Who’s in the best position?
Natalie: The best thing for Natalie’s game was losing Jeremy. She’s still part of the majority alliance and earned more trust by saving Jon at Tribal Council. Finding the idol and strengthening her bond with Baylor won’t hurt either. Natalie’s a strong competitor who could win challenges; she barely lost to Reed in a brutal endurance battle that lasted more than three hours. If she can keep her idol from becoming common knowledge and find a way to remove Jon, Natalie has a great chance to make the end. Reaching the jury with Missy and Baylor (or a random guy like Alec) would set Natalie up to win the million.
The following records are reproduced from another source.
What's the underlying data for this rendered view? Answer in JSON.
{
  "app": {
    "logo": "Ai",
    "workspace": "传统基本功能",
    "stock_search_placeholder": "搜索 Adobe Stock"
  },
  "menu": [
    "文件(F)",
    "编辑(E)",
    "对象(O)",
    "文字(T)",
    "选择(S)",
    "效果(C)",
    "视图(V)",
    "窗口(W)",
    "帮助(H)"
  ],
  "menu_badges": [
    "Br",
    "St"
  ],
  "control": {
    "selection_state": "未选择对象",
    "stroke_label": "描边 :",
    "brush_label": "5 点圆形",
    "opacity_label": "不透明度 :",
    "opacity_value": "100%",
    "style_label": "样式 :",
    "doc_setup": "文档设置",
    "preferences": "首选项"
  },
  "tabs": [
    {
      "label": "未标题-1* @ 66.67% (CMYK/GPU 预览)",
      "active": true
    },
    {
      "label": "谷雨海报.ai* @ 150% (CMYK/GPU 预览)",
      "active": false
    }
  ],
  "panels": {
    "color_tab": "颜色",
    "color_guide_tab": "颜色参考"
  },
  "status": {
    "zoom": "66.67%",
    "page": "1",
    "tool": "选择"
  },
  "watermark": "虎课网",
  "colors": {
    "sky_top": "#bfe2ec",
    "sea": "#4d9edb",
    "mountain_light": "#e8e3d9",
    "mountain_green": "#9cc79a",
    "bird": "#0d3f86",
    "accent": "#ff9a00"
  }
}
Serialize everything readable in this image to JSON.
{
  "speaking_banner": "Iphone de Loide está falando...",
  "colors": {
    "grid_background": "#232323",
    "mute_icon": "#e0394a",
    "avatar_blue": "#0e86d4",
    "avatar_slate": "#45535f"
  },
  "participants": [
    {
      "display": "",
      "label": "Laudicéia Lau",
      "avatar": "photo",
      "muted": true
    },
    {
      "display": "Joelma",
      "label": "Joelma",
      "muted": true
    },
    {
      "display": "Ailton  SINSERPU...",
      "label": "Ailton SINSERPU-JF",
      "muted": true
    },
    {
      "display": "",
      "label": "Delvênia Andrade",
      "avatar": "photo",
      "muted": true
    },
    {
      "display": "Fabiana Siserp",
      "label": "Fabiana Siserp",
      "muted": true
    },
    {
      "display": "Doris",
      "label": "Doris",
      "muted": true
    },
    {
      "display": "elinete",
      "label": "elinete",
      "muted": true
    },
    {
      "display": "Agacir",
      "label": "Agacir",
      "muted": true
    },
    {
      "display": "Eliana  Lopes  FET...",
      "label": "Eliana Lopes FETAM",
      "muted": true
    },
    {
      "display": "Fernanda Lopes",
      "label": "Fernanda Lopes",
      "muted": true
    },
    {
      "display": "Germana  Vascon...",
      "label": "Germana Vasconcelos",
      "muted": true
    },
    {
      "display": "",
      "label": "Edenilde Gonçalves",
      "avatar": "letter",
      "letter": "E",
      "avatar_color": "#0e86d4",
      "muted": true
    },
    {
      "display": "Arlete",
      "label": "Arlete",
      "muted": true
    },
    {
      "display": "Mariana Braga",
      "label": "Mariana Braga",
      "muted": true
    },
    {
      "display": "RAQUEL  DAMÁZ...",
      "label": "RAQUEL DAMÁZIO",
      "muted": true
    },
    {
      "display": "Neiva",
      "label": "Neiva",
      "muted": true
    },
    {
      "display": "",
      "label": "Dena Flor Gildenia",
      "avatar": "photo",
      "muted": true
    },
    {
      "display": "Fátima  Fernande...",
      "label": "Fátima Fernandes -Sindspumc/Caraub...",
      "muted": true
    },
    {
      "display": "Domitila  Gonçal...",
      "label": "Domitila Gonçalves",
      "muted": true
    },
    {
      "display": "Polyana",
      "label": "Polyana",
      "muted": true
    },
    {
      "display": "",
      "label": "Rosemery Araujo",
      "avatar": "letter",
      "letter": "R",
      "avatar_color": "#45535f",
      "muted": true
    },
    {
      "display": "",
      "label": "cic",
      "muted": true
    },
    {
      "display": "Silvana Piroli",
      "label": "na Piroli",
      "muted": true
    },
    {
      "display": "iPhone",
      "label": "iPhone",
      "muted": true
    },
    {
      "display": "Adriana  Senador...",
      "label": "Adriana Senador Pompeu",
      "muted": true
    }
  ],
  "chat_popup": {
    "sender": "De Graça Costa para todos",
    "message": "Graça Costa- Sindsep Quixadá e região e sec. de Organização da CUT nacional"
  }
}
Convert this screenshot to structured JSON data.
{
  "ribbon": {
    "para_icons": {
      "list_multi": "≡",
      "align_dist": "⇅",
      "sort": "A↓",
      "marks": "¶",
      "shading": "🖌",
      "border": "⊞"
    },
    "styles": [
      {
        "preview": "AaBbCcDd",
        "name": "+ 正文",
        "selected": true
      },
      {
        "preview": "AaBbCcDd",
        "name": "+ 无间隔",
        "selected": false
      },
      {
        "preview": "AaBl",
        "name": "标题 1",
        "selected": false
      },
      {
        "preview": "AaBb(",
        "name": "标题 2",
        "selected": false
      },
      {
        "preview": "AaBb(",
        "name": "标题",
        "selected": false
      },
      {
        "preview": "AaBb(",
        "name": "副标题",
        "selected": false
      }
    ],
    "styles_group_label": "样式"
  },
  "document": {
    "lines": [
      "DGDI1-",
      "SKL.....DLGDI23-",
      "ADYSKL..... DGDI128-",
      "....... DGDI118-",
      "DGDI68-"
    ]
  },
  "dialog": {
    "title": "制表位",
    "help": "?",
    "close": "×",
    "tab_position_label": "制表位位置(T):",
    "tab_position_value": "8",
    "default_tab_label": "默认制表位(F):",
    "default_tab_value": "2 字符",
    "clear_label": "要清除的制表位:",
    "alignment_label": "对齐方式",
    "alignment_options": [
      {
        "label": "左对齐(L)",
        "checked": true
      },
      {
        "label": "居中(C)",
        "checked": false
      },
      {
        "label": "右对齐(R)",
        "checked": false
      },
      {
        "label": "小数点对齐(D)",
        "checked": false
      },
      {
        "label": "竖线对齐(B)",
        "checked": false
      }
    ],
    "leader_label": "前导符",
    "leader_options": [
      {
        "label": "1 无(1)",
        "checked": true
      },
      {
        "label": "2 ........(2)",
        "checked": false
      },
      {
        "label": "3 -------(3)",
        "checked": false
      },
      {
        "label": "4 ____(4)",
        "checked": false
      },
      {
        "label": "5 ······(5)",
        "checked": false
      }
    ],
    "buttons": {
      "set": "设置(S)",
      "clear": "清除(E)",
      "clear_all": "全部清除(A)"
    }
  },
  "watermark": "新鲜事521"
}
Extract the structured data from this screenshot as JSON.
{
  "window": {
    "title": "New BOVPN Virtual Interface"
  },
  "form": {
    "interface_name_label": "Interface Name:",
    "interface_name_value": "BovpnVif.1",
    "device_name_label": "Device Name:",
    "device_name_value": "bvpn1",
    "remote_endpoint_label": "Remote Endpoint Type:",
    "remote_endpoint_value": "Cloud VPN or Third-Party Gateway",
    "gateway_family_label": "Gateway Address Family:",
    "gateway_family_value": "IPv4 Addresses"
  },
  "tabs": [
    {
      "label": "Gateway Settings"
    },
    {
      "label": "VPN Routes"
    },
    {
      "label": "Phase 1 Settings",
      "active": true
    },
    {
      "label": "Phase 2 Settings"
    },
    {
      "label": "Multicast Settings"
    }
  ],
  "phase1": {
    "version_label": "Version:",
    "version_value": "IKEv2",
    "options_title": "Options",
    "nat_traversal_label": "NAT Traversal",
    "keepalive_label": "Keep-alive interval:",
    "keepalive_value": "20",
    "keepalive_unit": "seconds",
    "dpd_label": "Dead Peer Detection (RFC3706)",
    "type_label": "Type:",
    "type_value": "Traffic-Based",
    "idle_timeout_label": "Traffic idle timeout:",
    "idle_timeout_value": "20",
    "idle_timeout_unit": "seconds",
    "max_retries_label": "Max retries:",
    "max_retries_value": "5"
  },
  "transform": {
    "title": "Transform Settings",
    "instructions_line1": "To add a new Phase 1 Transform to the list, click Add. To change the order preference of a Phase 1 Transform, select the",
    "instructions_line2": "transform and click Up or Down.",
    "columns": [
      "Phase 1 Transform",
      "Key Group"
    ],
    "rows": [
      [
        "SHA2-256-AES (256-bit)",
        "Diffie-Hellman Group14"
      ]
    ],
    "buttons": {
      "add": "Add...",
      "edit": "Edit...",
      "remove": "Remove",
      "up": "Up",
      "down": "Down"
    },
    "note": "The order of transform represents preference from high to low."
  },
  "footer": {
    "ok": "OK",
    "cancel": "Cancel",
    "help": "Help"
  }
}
Baylor: Despite receiving votes at nearly every Tribal Council, Baylor is facing little danger. Even if the tables turn against her alliance, Jon and Missy would be the first targets. Baylor’s also has the potential to be the perfect goat to bring to the end. Her reputation for not doing work and just following her mom won’t help in the end. If Baylor’s willing to take risks and remove Jon, she’ll be part of the only two-person voting bloc remaining. That should make it hard to remove Baylor when the numbers dwindle, and Missy’s solid play makes her a more dangerous opponent at the final Tribal Council.
Who’s in trouble?
Reed: Despite lurking in the shadows for much of the game, Reed had a great chance to seize control. Instead, his deception was revealed without any gains. He’s the best athlete and playing hard, so letting Reed stick around would be unwise. His best move is getting to Exile, finding a new idol (assuming it’s hidden again), and winning immunities. There’s always a chance that something could turn in Reed’s favor. Beyond the two pairs, there is not much loyalty among this group. If he can sow more dissension, Reed could survive. Even so, he’s the obvious target at the next Tribal Council.
Jon: Despite sitting in the front of an alliance of five, Jon is also the obvious target for the underdogs. He doesn’t have the idol anymore, so Jon needs to be on guard for any revolt. He was oblivious to the threat even after Keith gave it away at Tribal Council. Will the last-minute save open Jon’s eyes? I have my doubts that he can maneuver his way to the end. Natalie’s idol might also lead to his demise. If he does make it, Jon can’t be sitting next to someone who’s played their way through adversity. Natalie and Reed would be dangerous opponents that could attack his understanding of the game. Jon needs to avoid the vote, keep his alliance together, and reach the end with the right people. That’s a tall order for anyone.
This episode continued a great stretch that began after Julie’s unfortunate quit. There’s been improvement and surprises with each vote since the merge. If this momentum continues to the end, we could be in store for an exciting finish. Each time a player seems ready to take control, they’re quickly dispatched or pushed to the bottom. Next week’s double episode should clarify if we’re heading for a satisfying finish. The components are in place for a good ending, and I wouldn’t have made that claim three weeks ago. Can Natalie continue her resurgence, or will Jon finally take charge and realize he’s the prime target? These questions and more should keep Survivor fun as we enter the final stretch of this odd season.